"I think we're going to have a good turnout," said Hamilton County Election Administrator Charlotte Mullis-Morgan.
Because she's been focused on getting early voting sites ready for today, she had not had time to come up with local estimates, she said.
Getting top billing in the general election is the governor's race in which Republican Bill Haslam and Democrat Mike McWherter are squaring off over who will succeed the term-limited Gov. Phil Bredesen, a Democrat.
Early voting, implemented in 1994, has forced candidates to step up television advertising, direct mail, phone calls and door knocking, according to candidates and political operatives.
David Smith, a spokesman for Haslam, said "emphasizing and working early voting was a major part of our plan in the primary and continues to be in the general election."
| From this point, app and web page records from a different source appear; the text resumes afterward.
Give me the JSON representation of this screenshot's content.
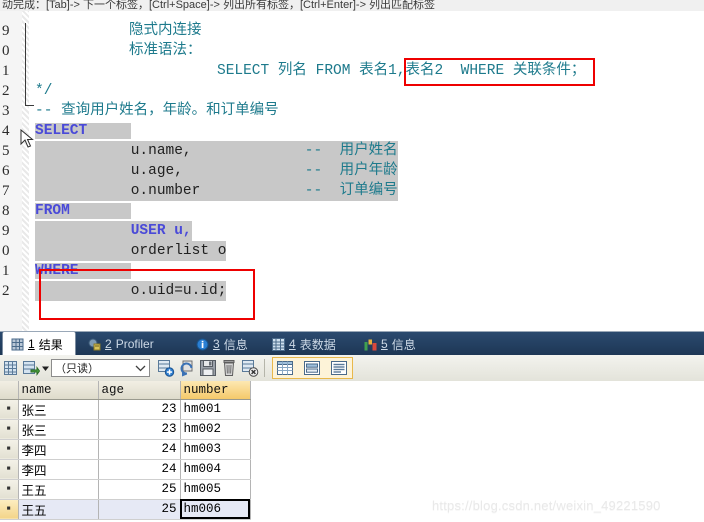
{
  "hint_bar": {
    "text": "动完成：[Tab]-> 下一个标签，[Ctrl+Space]-> 列出所有标签，[Ctrl+Enter]-> 列出匹配标签"
  },
  "editor": {
    "line_numbers": [
      "9",
      "0",
      "1",
      "2",
      "3",
      "4",
      "5",
      "6",
      "7",
      "8",
      "9",
      "0",
      "1",
      "2"
    ],
    "lines": [
      {
        "n": "9",
        "indent": 12,
        "text": "隐式内连接",
        "kind": "comment"
      },
      {
        "n": "0",
        "indent": 12,
        "text": "标准语法：",
        "kind": "comment"
      },
      {
        "n": "1",
        "indent": 23,
        "text": "SELECT 列名 FROM 表名1,表名2 WHERE 关联条件；",
        "kind": "comment"
      },
      {
        "n": "2",
        "indent": 0,
        "text": "*/",
        "kind": "comment"
      },
      {
        "n": "3",
        "indent": 0,
        "text": "-- 查询用户姓名，年龄。和订单编号",
        "kind": "comment"
      },
      {
        "n": "4",
        "indent": 0,
        "text": "SELECT",
        "kind": "keyword"
      },
      {
        "n": "5",
        "indent": 8,
        "text": "u.name,",
        "kind": "code",
        "trail": "--  用户姓名"
      },
      {
        "n": "6",
        "indent": 8,
        "text": "u.age,",
        "kind": "code",
        "trail": "--  用户年龄"
      },
      {
        "n": "7",
        "indent": 8,
        "text": "o.number",
        "kind": "code",
        "trail": "--  订单编号"
      },
      {
        "n": "8",
        "indent": 0,
        "text": "FROM",
        "kind": "keyword"
      },
      {
        "n": "9",
        "indent": 8,
        "text": "USER u,",
        "kind": "code"
      },
      {
        "n": "0",
        "indent": 8,
        "text": "orderlist o",
        "kind": "code"
      },
      {
        "n": "1",
        "indent": 0,
        "text": "WHERE",
        "kind": "keyword"
      },
      {
        "n": "2",
        "indent": 8,
        "text": "o.uid=u.id;",
        "kind": "code"
      }
    ],
    "tokens": {
      "select_kw": "SELECT",
      "from_kw": "FROM",
      "where_kw": "WHERE",
      "user_kw": "USER",
      "syntax_select": "SELECT",
      "syntax_collist": "列名",
      "syntax_from": "FROM",
      "syntax_tables": "表名1,表名2  WHERE",
      "syntax_cond": "关联条件；",
      "cmt_title": "隐式内连接",
      "cmt_std": "标准语法：",
      "cmt_end": "*/",
      "cmt_query": "-- 查询用户姓名，年龄。和订单编号",
      "col_name": "u.name,",
      "col_age": "u.age,",
      "col_number": "o.number",
      "cmt_name": "--  用户姓名",
      "cmt_age": "--  用户年龄",
      "cmt_number": "--  订单编号",
      "tbl_user": "USER u,",
      "tbl_order": "orderlist o",
      "cond": "o.uid=u.id;"
    },
    "annotation_color": "#ee0000",
    "selection_color": "#c8c8c8"
  },
  "result_tabs": [
    {
      "num": "1",
      "label": "结果",
      "icon": "grid-icon",
      "active": true
    },
    {
      "num": "2",
      "label": "Profiler",
      "icon": "profiler-icon",
      "active": false
    },
    {
      "num": "3",
      "label": "信息",
      "icon": "info-icon",
      "active": false
    },
    {
      "num": "4",
      "label": "表数据",
      "icon": "table-icon",
      "active": false
    },
    {
      "num": "5",
      "label": "信息",
      "icon": "chart-icon",
      "active": false
    }
  ],
  "grid_toolbar": {
    "mode_value": "（只读）",
    "buttons": [
      {
        "name": "grid-icon",
        "title": "网格"
      },
      {
        "name": "export-icon",
        "title": "导出"
      },
      {
        "name": "dropdown-arrow-icon",
        "title": "更多"
      },
      {
        "name": "add-record-icon",
        "title": "新增记录"
      },
      {
        "name": "refresh-icon",
        "title": "刷新"
      },
      {
        "name": "save-icon",
        "title": "保存"
      },
      {
        "name": "delete-icon",
        "title": "删除记录"
      },
      {
        "name": "cancel-edit-icon",
        "title": "取消编辑"
      },
      {
        "name": "view-grid-icon",
        "title": "网格视图"
      },
      {
        "name": "view-form-icon",
        "title": "表单视图"
      },
      {
        "name": "view-text-icon",
        "title": "文本视图"
      }
    ]
  },
  "result_grid": {
    "columns": [
      "name",
      "age",
      "number"
    ],
    "highlight_column": "number",
    "rows": [
      {
        "name": "张三",
        "age": "23",
        "number": "hm001"
      },
      {
        "name": "张三",
        "age": "23",
        "number": "hm002"
      },
      {
        "name": "李四",
        "age": "24",
        "number": "hm003"
      },
      {
        "name": "李四",
        "age": "24",
        "number": "hm004"
      },
      {
        "name": "王五",
        "age": "25",
        "number": "hm005"
      },
      {
        "name": "王五",
        "age": "25",
        "number": "hm006"
      }
    ],
    "selected_row_index": 5,
    "focused_cell": "number"
  },
  "watermark": {
    "text": "https://blog.csdn.net/weixin_49221590"
  }
}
"Getting motivated and excited voters to the polls during early voting ensures their vote is in the bank - no matter what comes about on Election Day," he said.
McWherter, who began his television advertising campaign only last Friday, said early voting has assumed a greater importance in campaign strategy over the years.
"It's not that more people are voting nowadays, but more people are early voting," he said. "Frankly, I think if you don't get up with your media campaign in time to reach those early voters, the game is over with."
In other state and federal contests, 3rd Congressional District Republican Chuck Fleishmann, Democrat John Wolfe of Chattanooga and several independent candidates are vying to replace U.S. Rep. Zach Wamp, R-Tenn., who gave up the seat for an unsuccessful GOP primary bid for governor.
The nonpartisan Cook Political Report rates the district, which includes Hamilton and Bradley counties, as "solid" Republican.
Next door in the 4th Congressional District, verbal bullets are flying with U.S. Rep. Lincoln Davis, D-Tenn., seeking to hold off a strong challenge from Republican Scott DesJarlais of Jasper. The contest has become increasingly fierce with Davis using details of DesJarlais' 2001 divorce in a television ad.
The Cook report says the district leans Democratic.
In Middle and West Tennessee, voters in the 6th and 8th Congressional Districts are choosing replacements for retiring U.S. Reps. Bart Gordon, D-Tenn., and John Tanner, D-Tenn.
Meanwhile, a statewide battle is raging between Republicans and Democrats over who will control Tennessee's state House in 2011 and 2012 when legislative and congressional districts will be reapportioned and redrawn according to new population estimates. Republicans now have a 50-48 edge in the 99-member chamber with one independent, House Speaker Kent Williams.
In Chattanooga and other parts of Southeast Tennessee, however, most incumbents will be re-elected with no opposition. Sen. Bo Watson, R-Hixson, has no one running against him, nor do five of the region's six House members. The exception is in the 28th Legislative District where Rep. Tommie Brown, D-Chattanooga, faces a challenge from Republican Teresa Wood.
Continue reading by following this link to a related story: